Miami mayor acknowledges Big Tech plans could hurt the city's poor
Miami Mayor Francis Suarez's ambitions to attract Big Tech has generated a lot of headlines — but it will likely come with some negative impacts for current residents, for which the mayor admits there may not be solutions.
What he's saying: "Gentrification is real," Suarez told "Axios on HBO." But even with his efforts to promote affordable housing, he argues that "government has a limited amount of resources and a limited amount of ability to stop things that are market driven."
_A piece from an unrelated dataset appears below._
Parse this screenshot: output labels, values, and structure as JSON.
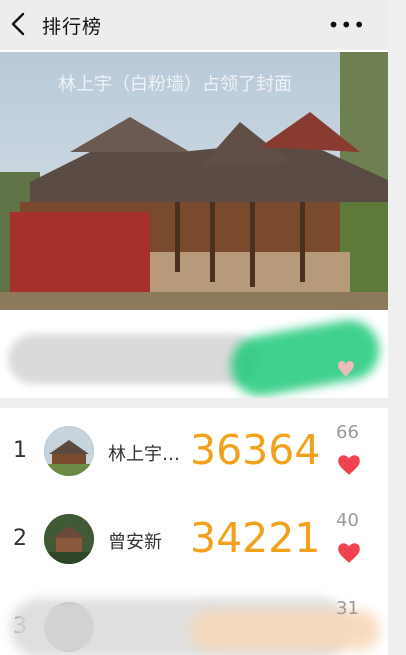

What's happening: Since a tweet that went viral on Dec. 4, Suarez has been chatting it up with tech billionaires like Elon Musk on Twitter about building car tunnels under the city, while others — like PayPal co-founder Peter Thiel and Shutterstock founder Jon Oringer — have moved to the city.
- Blackstone signed a long-term lease in downtown Miami in January, and Suarez says Goldman Sachs and JPMorgan also are moving to the city.
- The founders of smart mattress company Eight Sleep are offering discounts to businesses that make the move.
Between the lines: Businesses aren't just coming for the sun and sand, though. Miami already offers tax credits of up to $50,000 a year for companies that relocate to its downtown, and Suarez tells "Axios on HBO" he's looking to "triple" the size of the program.
- He also wants to provide further incentives through the Venture Miami office and possibly even more through Miami-Dade County.
- "What we don't want to do is we don't want to lose companies because we're not competitive," Suarez said during an interview.
- "You know, my, my philosophy has always been: 'If we're even, [companies are] leaving."
Yes, but: Experts warn that Miami already has a massive economic inequality problem that would only be exacerbated by an influx of tech companies and their wealthy heads.
- "[T]he powers attempting to help the region cope with global warming are barely focused on these inequalities, and that lack of vision could seriously complicate efforts to save South Florida," Mario Alejandro Ariza wrote for Yale's School of the Environment in September.
By the numbers: Miami was home to 35 billionaires — about 5% of the U.S. total — as of September, and has likely added significantly to that number in recent months. Meanwhile, 40% of the households in Miami-Dade County are working poor and nearly one-fifth live below the poverty line, Ariza notes.
- Miami's coastal location also make it seriously vulnerable to the effects of climate change, which Ariza argues are likely to be borne overwhelmingly by the city's poorer Black and brown residents.
What to watch: "The plan is to continue to build more affordable housing. The plan is to also give people high-paying jobs," Suarez says.
- However, that has been the plan as long as Suarez has been in office, and Miami has a relative rate of inequality similar to that of developing countries like Panama and Colombia, according to the global standard Gini coefficient, a measure of income inequality.